A judge has ordered a new trial for a Tomah man convicted in a 2007 double homicide.
John G. Tetting Jr. claims new evidence shows he played no criminal role in the execution-style slayings of Joshua Alderman of La Crosse and Tabatha Nealy of Wisconsin Rapids, whose bodies were found in a remote area in the Juneau County town of Finley.
Tetting had pleaded no contest to two counts of second-degree reckless homicide. He was sentenced to 30 years in prison.
His co-defendant, David Turner, 38, also of Tomah, was sentenced to 40 years.
Tetting says he didn’t understand that his plea left him culpable for the deaths even though he did not pull the trigger.
Prosecutors say Turner shot the victims; Tetting was the driver.
On Tuesday, Juneau County Circuit Judge John Roemer ordered a new trial for Tetting, saying it was one of the most difficult cases he ever heard.
“I’m very happy for John,” Tetting’s new attorney Cole Ruby said after Roemer’s ruling. “I think eventually the truth is going to set him free.”
Turner was the mastermind of a drug ring that included Tetting and the victims, prosecutors have said. He killed them in an argument over money.
Tetting said from the outset that he had no knowledge of Turner’s intention to kill Alderman and Nealy, and Turner corroborated that claim when he said that he had not intended to kill the pair when he arrived for the meeting.
Turner has said Tetting was blameless.
But Tetting and his attorney did not have access to those statements at sentencing because files of codefendants are confidential.
Family members from both sides were also in court Tuesday.
“The judge did the right thing from what he heard,” said Gayle Pavlik, an aunt of Nealy’s who lives near Racine. “I’m not happy with it, but I totally understand where he got his decision from.”
But Pavlik said family members are not looking forward to a new trial.
“It’s been a long time,” Pavlik said. “The family is healing, and now we’re going to be going though it all again.”
Noel Kaye of La Crosse, Tetting’s brother, expressed condolences to the families of the victims.
“I guess I just want to see justice served, period,” Kaye said. “Of course I love my brother to death and would love to see him free, but I just want to see justice served.”
An unsigned news release issued by the Juneau County District Attorney’s Office after Roemer’s decision promised a second prosecution.
“It (the DA’s office) remains confident in the integrity of the charges and the investigation conducted by the Juneau County Sheriff’s Office, and is immediately preparing to seek justice in the trial of this very important matter,” the statement said.
Tetting, who is incarcerated at Columbia Correctional Institution in Portage, was present for Roemer’s ruling but did not speak or visibly react to the judge’s decision.
Assistant District Attorney Jake Westman asked Roemer to reinstate the $1 million cash bond imposed on Tetting after his arrest.
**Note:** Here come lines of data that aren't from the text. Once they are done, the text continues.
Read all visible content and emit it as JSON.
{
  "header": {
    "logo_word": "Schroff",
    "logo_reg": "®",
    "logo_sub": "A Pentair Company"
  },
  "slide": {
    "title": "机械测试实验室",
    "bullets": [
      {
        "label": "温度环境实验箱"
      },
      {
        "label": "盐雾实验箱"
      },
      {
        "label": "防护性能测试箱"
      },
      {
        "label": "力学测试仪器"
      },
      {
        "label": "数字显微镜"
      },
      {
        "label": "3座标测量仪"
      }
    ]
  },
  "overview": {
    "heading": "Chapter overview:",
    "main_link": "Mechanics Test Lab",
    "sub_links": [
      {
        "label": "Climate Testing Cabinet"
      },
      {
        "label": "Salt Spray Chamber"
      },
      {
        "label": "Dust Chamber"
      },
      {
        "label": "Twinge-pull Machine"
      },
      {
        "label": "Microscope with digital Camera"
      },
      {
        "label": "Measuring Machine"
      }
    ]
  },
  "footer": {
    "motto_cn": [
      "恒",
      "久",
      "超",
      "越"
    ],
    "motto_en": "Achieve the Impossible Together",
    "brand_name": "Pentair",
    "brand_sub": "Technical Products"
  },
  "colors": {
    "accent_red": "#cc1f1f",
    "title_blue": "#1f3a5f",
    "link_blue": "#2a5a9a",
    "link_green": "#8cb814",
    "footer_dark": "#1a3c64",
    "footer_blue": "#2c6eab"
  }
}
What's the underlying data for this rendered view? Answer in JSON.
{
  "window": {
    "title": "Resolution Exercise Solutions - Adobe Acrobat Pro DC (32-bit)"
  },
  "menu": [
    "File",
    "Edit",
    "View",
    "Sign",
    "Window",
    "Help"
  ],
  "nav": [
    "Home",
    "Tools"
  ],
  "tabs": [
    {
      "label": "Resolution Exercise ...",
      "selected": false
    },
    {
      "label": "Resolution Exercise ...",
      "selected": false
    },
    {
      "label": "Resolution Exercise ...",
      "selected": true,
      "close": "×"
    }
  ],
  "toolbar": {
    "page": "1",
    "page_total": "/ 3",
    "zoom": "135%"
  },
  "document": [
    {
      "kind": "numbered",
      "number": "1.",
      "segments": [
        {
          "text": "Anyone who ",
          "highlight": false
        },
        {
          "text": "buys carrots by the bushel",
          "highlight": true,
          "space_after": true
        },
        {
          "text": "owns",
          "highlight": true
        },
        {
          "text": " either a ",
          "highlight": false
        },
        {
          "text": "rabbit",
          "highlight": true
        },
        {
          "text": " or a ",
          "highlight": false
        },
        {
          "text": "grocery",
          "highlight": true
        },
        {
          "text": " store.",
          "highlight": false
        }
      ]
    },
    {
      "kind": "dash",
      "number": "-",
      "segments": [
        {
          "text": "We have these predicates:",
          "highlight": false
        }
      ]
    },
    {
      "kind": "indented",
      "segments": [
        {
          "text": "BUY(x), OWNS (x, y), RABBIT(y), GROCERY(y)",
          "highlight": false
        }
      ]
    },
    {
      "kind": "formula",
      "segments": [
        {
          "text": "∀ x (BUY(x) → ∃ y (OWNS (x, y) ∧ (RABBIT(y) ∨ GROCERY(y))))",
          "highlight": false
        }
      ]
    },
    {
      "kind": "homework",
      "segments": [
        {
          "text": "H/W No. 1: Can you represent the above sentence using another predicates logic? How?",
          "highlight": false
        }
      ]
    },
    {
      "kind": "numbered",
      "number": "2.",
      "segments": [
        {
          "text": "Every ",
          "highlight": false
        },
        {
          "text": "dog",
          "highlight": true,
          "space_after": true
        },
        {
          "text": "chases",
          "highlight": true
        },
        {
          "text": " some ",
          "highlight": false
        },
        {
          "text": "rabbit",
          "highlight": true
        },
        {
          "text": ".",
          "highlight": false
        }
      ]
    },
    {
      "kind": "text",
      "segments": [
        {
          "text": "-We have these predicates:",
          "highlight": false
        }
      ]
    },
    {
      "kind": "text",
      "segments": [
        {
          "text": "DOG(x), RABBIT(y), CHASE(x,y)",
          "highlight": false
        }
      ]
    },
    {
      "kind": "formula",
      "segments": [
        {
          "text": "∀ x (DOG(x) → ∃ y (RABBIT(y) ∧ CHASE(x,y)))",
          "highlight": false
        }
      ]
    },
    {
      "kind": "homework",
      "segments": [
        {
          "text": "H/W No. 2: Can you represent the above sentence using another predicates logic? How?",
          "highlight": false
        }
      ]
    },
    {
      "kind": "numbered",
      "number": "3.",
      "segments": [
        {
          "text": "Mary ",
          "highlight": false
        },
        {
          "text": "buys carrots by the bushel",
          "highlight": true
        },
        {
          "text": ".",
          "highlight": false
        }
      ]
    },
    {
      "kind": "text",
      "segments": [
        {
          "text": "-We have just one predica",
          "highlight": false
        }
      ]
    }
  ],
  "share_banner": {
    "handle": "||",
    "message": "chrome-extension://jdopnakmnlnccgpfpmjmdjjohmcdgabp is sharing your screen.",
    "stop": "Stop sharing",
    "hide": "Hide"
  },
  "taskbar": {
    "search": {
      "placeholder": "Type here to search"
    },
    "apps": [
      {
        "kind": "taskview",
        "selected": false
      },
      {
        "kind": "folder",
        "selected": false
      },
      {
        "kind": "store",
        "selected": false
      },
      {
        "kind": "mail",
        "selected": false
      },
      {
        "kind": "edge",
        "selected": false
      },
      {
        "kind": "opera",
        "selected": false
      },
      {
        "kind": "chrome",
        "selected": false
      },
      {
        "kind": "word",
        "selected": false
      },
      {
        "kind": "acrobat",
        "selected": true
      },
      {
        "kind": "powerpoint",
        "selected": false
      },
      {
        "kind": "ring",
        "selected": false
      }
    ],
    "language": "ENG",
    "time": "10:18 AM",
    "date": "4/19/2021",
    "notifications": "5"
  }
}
Ruby asked for Tetting’s release pending a new trial.
Roemer imposed a $150,000 cash bond, ordered him moved to the Juneau County jail and scheduled a status hearing April 4.